EXERCISE GOAL: Reproduce the records exactly. Leave the pictures out.

SUPPLIED INFORMATION:

= = = = = = =

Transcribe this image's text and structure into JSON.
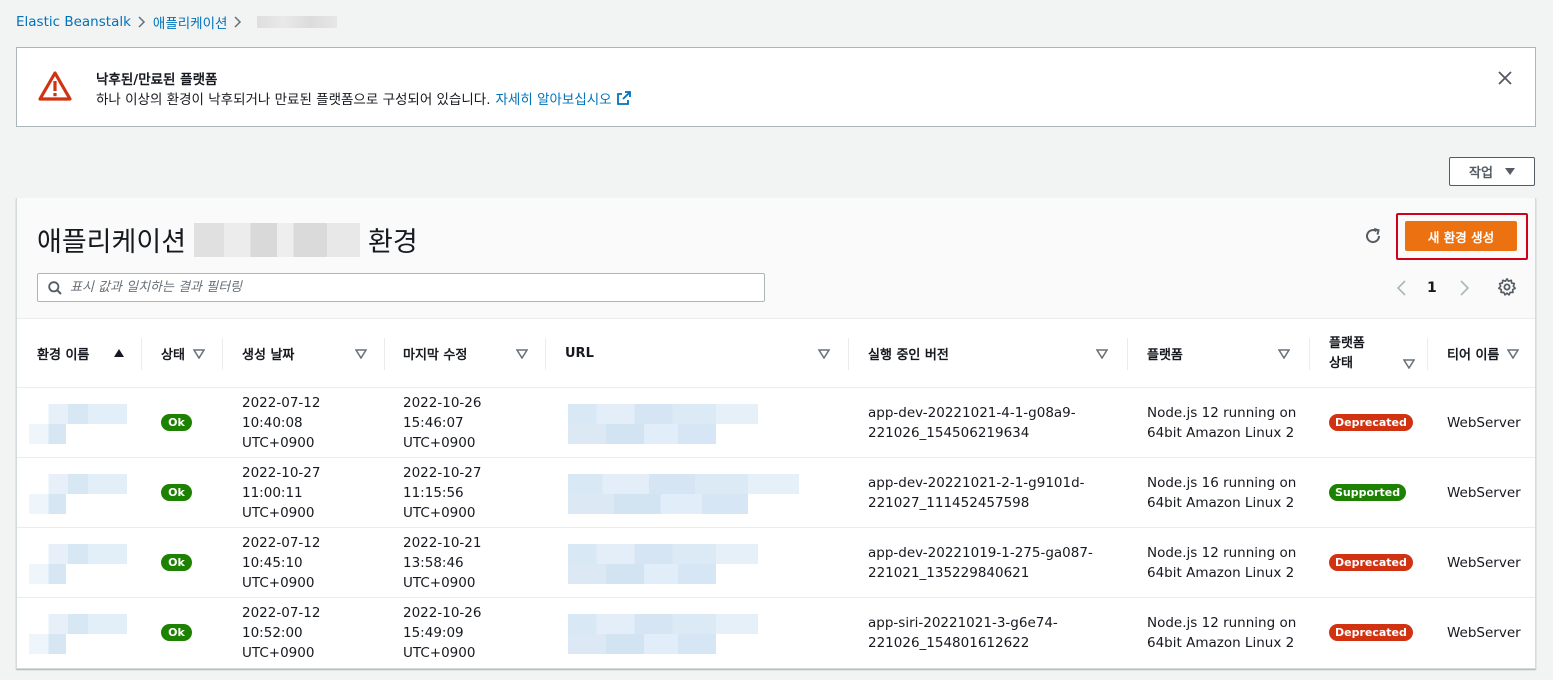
{
  "breadcrumb": {
    "items": [
      "Elastic Beanstalk",
      "애플리케이션"
    ]
  },
  "flash": {
    "title": "낙후된/만료된 플랫폼",
    "message": "하나 이상의 환경이 낙후되거나 만료된 플랫폼으로 구성되어 있습니다.",
    "link": "자세히 알아보십시오",
    "type": "error",
    "icon": "warning-icon"
  },
  "actions_button": {
    "label": "작업"
  },
  "panel": {
    "title_prefix": "애플리케이션",
    "title_suffix": "환경",
    "create_button": "새 환경 생성",
    "filter_placeholder": "표시 값과 일치하는 결과 필터링",
    "page": "1"
  },
  "colors": {
    "accent": "#ec7211",
    "link": "#0073bb",
    "ok": "#1d8102",
    "deprecated": "#d13212",
    "supported": "#1d8102",
    "highlight_frame": "#d0021b"
  },
  "table": {
    "headers": {
      "name": "환경 이름",
      "status": "상태",
      "created": "생성 날짜",
      "modified": "마지막 수정",
      "url": "URL",
      "version": "실행 중인 버전",
      "platform": "플랫폼",
      "platform_status_1": "플랫폼",
      "platform_status_2": "상태",
      "tier": "티어 이름"
    },
    "rows": [
      {
        "status": "Ok",
        "created": [
          "2022-07-12",
          "10:40:08",
          "UTC+0900"
        ],
        "modified": [
          "2022-10-26",
          "15:46:07",
          "UTC+0900"
        ],
        "version": [
          "app-dev-20221021-4-1-g08a9-",
          "221026_154506219634"
        ],
        "platform": [
          "Node.js 12 running on",
          "64bit Amazon Linux 2"
        ],
        "platform_status": "Deprecated",
        "tier": "WebServer"
      },
      {
        "status": "Ok",
        "created": [
          "2022-10-27",
          "11:00:11",
          "UTC+0900"
        ],
        "modified": [
          "2022-10-27",
          "11:15:56",
          "UTC+0900"
        ],
        "version": [
          "app-dev-20221021-2-1-g9101d-",
          "221027_111452457598"
        ],
        "platform": [
          "Node.js 16 running on",
          "64bit Amazon Linux 2"
        ],
        "platform_status": "Supported",
        "tier": "WebServer"
      },
      {
        "status": "Ok",
        "created": [
          "2022-07-12",
          "10:45:10",
          "UTC+0900"
        ],
        "modified": [
          "2022-10-21",
          "13:58:46",
          "UTC+0900"
        ],
        "version": [
          "app-dev-20221019-1-275-ga087-",
          "221021_135229840621"
        ],
        "platform": [
          "Node.js 12 running on",
          "64bit Amazon Linux 2"
        ],
        "platform_status": "Deprecated",
        "tier": "WebServer"
      },
      {
        "status": "Ok",
        "created": [
          "2022-07-12",
          "10:52:00",
          "UTC+0900"
        ],
        "modified": [
          "2022-10-26",
          "15:49:09",
          "UTC+0900"
        ],
        "version": [
          "app-siri-20221021-3-g6e74-",
          "221026_154801612622"
        ],
        "platform": [
          "Node.js 12 running on",
          "64bit Amazon Linux 2"
        ],
        "platform_status": "Deprecated",
        "tier": "WebServer"
      }
    ]
  }
}
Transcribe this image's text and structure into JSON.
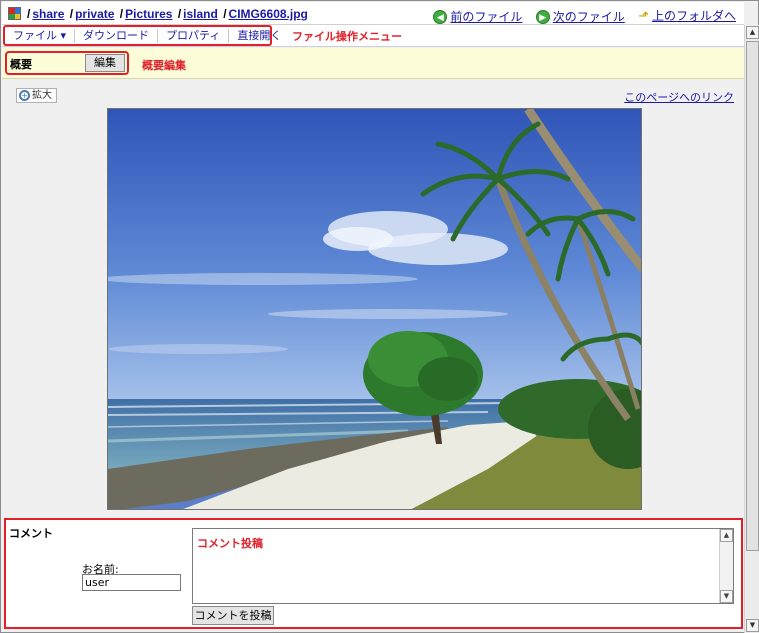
{
  "breadcrumb": {
    "icon": "folder-color-icon",
    "items": [
      "share",
      "private",
      "Pictures",
      "island",
      "CIMG6608.jpg"
    ]
  },
  "nav": {
    "prev": "前のファイル",
    "next": "次のファイル",
    "up": "上のフォルダへ"
  },
  "menu": {
    "items": [
      "ファイル ▾",
      "ダウンロード",
      "プロパティ",
      "直接開く"
    ],
    "annotation": "ファイル操作メニュー"
  },
  "summary": {
    "label": "概要",
    "edit_button": "編集",
    "annotation": "概要編集"
  },
  "viewer": {
    "zoom_label": "拡大",
    "page_link": "このページへのリンク"
  },
  "comment": {
    "title": "コメント",
    "name_label": "お名前:",
    "name_value": "user",
    "textarea_annotation": "コメント投稿",
    "submit": "コメントを投稿"
  },
  "colors": {
    "annotation_red": "#e0202a",
    "link_blue": "#1a1aa6",
    "summary_bg": "#fcfcd8"
  }
}
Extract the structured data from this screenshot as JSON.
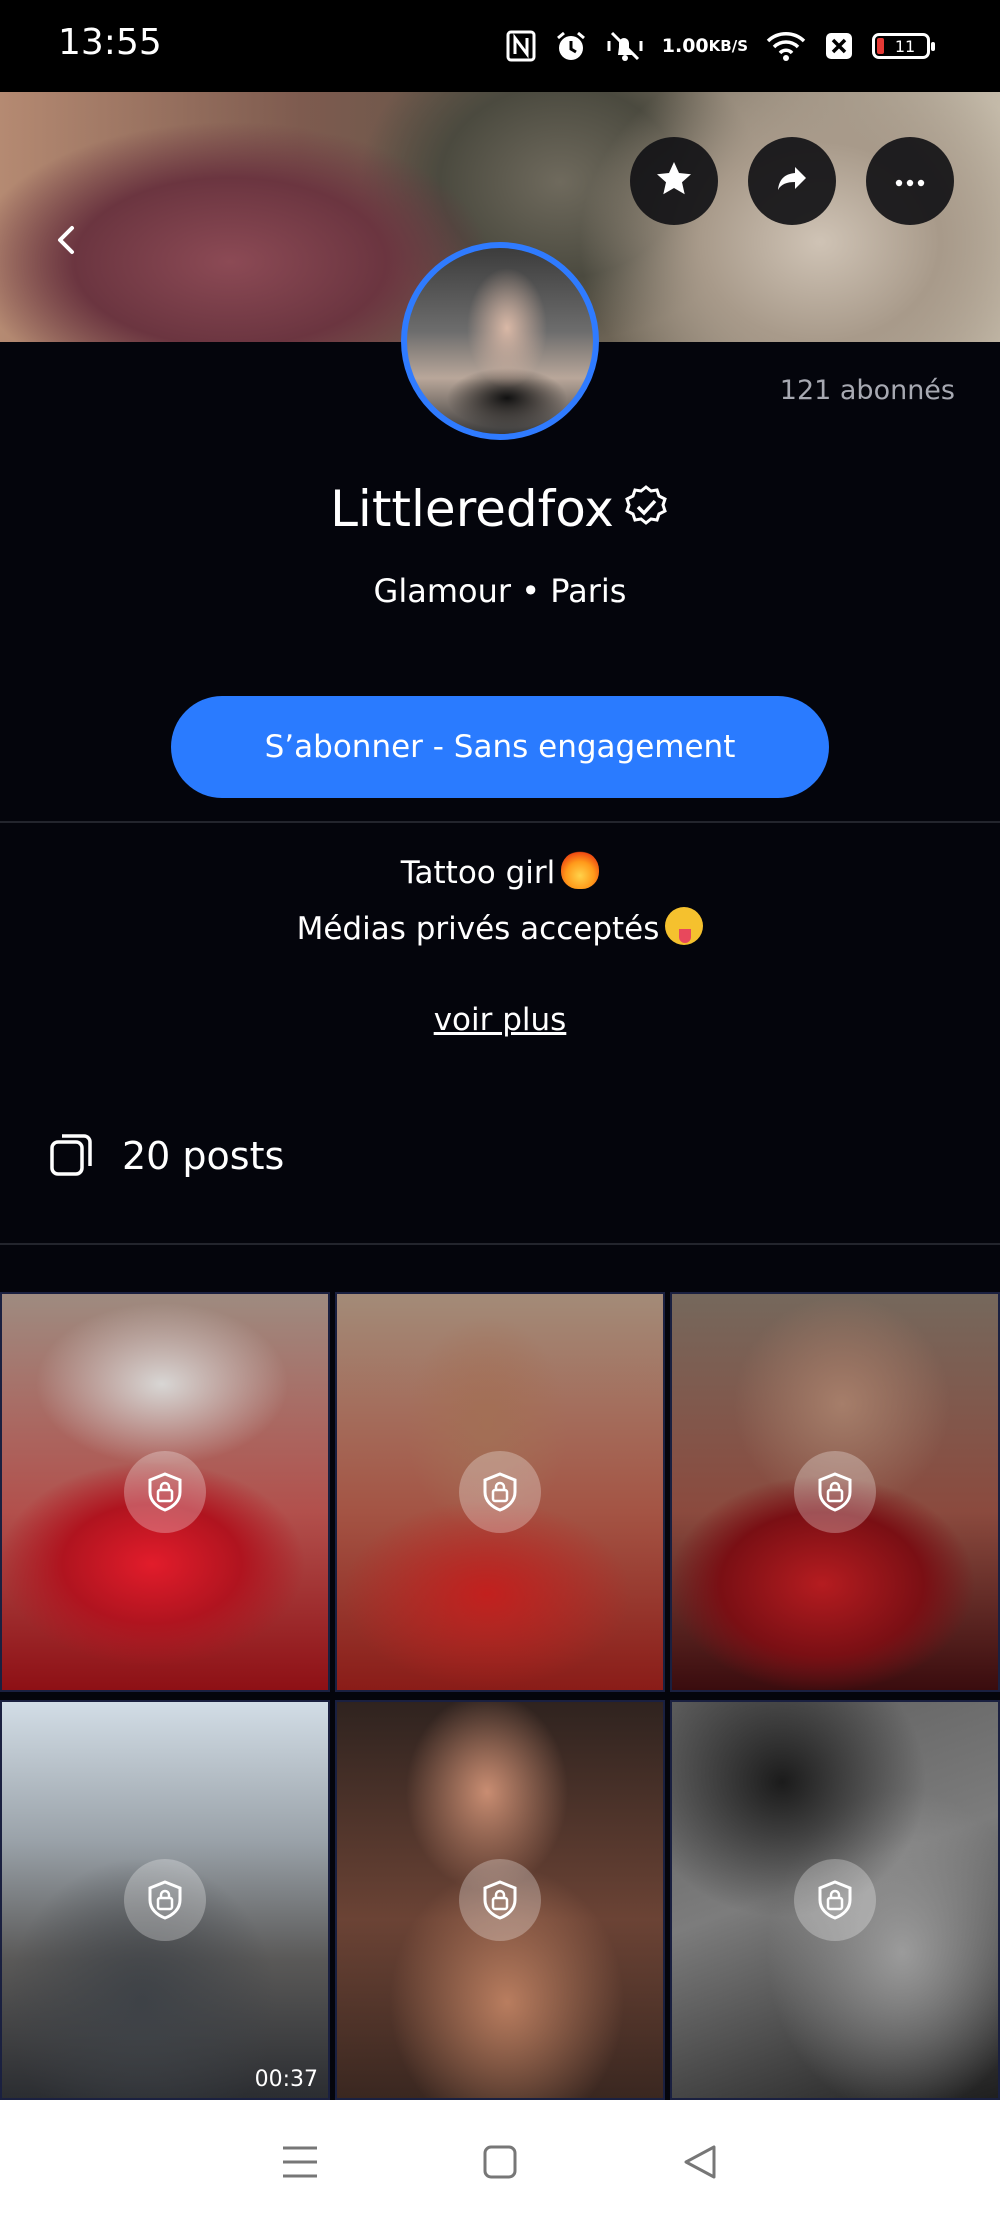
{
  "status_bar": {
    "time": "13:55",
    "net_speed_value": "1.00",
    "net_speed_unit": "KB/S",
    "battery_level": "11",
    "battery_color": "#e53935",
    "icons": [
      "nfc-icon",
      "alarm-icon",
      "vibrate-off-icon",
      "wifi-icon",
      "sim-off-icon",
      "battery-icon"
    ]
  },
  "header": {
    "icons": [
      "back-chevron-icon",
      "star-icon",
      "share-icon",
      "more-icon"
    ]
  },
  "profile": {
    "name": "Littleredfox",
    "verified_icon": "verified-badge-icon",
    "subtitle": "Glamour • Paris",
    "followers": "121 abonnés",
    "accent_color": "#2a7bff"
  },
  "subscribe": {
    "label": "S’abonner - Sans engagement"
  },
  "bio": {
    "line1": "Tattoo girl",
    "line1_emoji": "fire-emoji",
    "line2": "Médias privés acceptés",
    "line2_emoji": "winking-tongue-emoji",
    "see_more": "voir plus"
  },
  "posts": {
    "icon": "posts-stack-icon",
    "count_label": "20 posts",
    "items": [
      {
        "locked": true,
        "duration": ""
      },
      {
        "locked": true,
        "duration": ""
      },
      {
        "locked": true,
        "duration": ""
      },
      {
        "locked": true,
        "duration": "00:37"
      },
      {
        "locked": true,
        "duration": ""
      },
      {
        "locked": true,
        "duration": ""
      }
    ]
  },
  "nav_bar": {
    "icons": [
      "menu-icon",
      "home-square-icon",
      "back-triangle-icon"
    ]
  }
}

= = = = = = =

RESULT OF THE EXERCISE:
Transcribe this image's text and structure into JSON.
{
  "breadcrumb": {
    "items": [
      "Elastic Beanstalk",
      "애플리케이션"
    ]
  },
  "flash": {
    "title": "낙후된/만료된 플랫폼",
    "message": "하나 이상의 환경이 낙후되거나 만료된 플랫폼으로 구성되어 있습니다.",
    "link": "자세히 알아보십시오",
    "type": "error",
    "icon": "warning-icon"
  },
  "actions_button": {
    "label": "작업"
  },
  "panel": {
    "title_prefix": "애플리케이션",
    "title_suffix": "환경",
    "create_button": "새 환경 생성",
    "filter_placeholder": "표시 값과 일치하는 결과 필터링",
    "page": "1"
  },
  "colors": {
    "accent": "#ec7211",
    "link": "#0073bb",
    "ok": "#1d8102",
    "deprecated": "#d13212",
    "supported": "#1d8102",
    "highlight_frame": "#d0021b"
  },
  "table": {
    "headers": {
      "name": "환경 이름",
      "status": "상태",
      "created": "생성 날짜",
      "modified": "마지막 수정",
      "url": "URL",
      "version": "실행 중인 버전",
      "platform": "플랫폼",
      "platform_status_1": "플랫폼",
      "platform_status_2": "상태",
      "tier": "티어 이름"
    },
    "rows": [
      {
        "status": "Ok",
        "created": [
          "2022-07-12",
          "10:40:08",
          "UTC+0900"
        ],
        "modified": [
          "2022-10-26",
          "15:46:07",
          "UTC+0900"
        ],
        "version": [
          "app-dev-20221021-4-1-g08a9-",
          "221026_154506219634"
        ],
        "platform": [
          "Node.js 12 running on",
          "64bit Amazon Linux 2"
        ],
        "platform_status": "Deprecated",
        "tier": "WebServer"
      },
      {
        "status": "Ok",
        "created": [
          "2022-10-27",
          "11:00:11",
          "UTC+0900"
        ],
        "modified": [
          "2022-10-27",
          "11:15:56",
          "UTC+0900"
        ],
        "version": [
          "app-dev-20221021-2-1-g9101d-",
          "221027_111452457598"
        ],
        "platform": [
          "Node.js 16 running on",
          "64bit Amazon Linux 2"
        ],
        "platform_status": "Supported",
        "tier": "WebServer"
      },
      {
        "status": "Ok",
        "created": [
          "2022-07-12",
          "10:45:10",
          "UTC+0900"
        ],
        "modified": [
          "2022-10-21",
          "13:58:46",
          "UTC+0900"
        ],
        "version": [
          "app-dev-20221019-1-275-ga087-",
          "221021_135229840621"
        ],
        "platform": [
          "Node.js 12 running on",
          "64bit Amazon Linux 2"
        ],
        "platform_status": "Deprecated",
        "tier": "WebServer"
      },
      {
        "status": "Ok",
        "created": [
          "2022-07-12",
          "10:52:00",
          "UTC+0900"
        ],
        "modified": [
          "2022-10-26",
          "15:49:09",
          "UTC+0900"
        ],
        "version": [
          "app-siri-20221021-3-g6e74-",
          "221026_154801612622"
        ],
        "platform": [
          "Node.js 12 running on",
          "64bit Amazon Linux 2"
        ],
        "platform_status": "Deprecated",
        "tier": "WebServer"
      }
    ]
  }
}
Transcribe this image's text and structure into JSON.
{
  "breadcrumb": {
    "icon": "folder-color-icon",
    "items": [
      "share",
      "private",
      "Pictures",
      "island",
      "CIMG6608.jpg"
    ]
  },
  "nav": {
    "prev": "前のファイル",
    "next": "次のファイル",
    "up": "上のフォルダへ"
  },
  "menu": {
    "items": [
      "ファイル ▾",
      "ダウンロード",
      "プロパティ",
      "直接開く"
    ],
    "annotation": "ファイル操作メニュー"
  },
  "summary": {
    "label": "概要",
    "edit_button": "編集",
    "annotation": "概要編集"
  },
  "viewer": {
    "zoom_label": "拡大",
    "page_link": "このページへのリンク"
  },
  "comment": {
    "title": "コメント",
    "name_label": "お名前:",
    "name_value": "user",
    "textarea_annotation": "コメント投稿",
    "submit": "コメントを投稿"
  },
  "colors": {
    "annotation_red": "#e0202a",
    "link_blue": "#1a1aa6",
    "summary_bg": "#fcfcd8"
  }
}
Extract the structured data from this screenshot as JSON.
{
  "status_bar": {
    "time": "13:55",
    "net_speed_value": "1.00",
    "net_speed_unit": "KB/S",
    "battery_level": "11",
    "battery_color": "#e53935",
    "icons": [
      "nfc-icon",
      "alarm-icon",
      "vibrate-off-icon",
      "wifi-icon",
      "sim-off-icon",
      "battery-icon"
    ]
  },
  "header": {
    "icons": [
      "back-chevron-icon",
      "star-icon",
      "share-icon",
      "more-icon"
    ]
  },
  "profile": {
    "name": "Littleredfox",
    "verified_icon": "verified-badge-icon",
    "subtitle": "Glamour • Paris",
    "followers": "121 abonnés",
    "accent_color": "#2a7bff"
  },
  "subscribe": {
    "label": "S’abonner - Sans engagement"
  },
  "bio": {
    "line1": "Tattoo girl",
    "line1_emoji": "fire-emoji",
    "line2": "Médias privés acceptés",
    "line2_emoji": "winking-tongue-emoji",
    "see_more": "voir plus"
  },
  "posts": {
    "icon": "posts-stack-icon",
    "count_label": "20 posts",
    "items": [
      {
        "locked": true,
        "duration": ""
      },
      {
        "locked": true,
        "duration": ""
      },
      {
        "locked": true,
        "duration": ""
      },
      {
        "locked": true,
        "duration": "00:37"
      },
      {
        "locked": true,
        "duration": ""
      },
      {
        "locked": true,
        "duration": ""
      }
    ]
  },
  "nav_bar": {
    "icons": [
      "menu-icon",
      "home-square-icon",
      "back-triangle-icon"
    ]
  }
}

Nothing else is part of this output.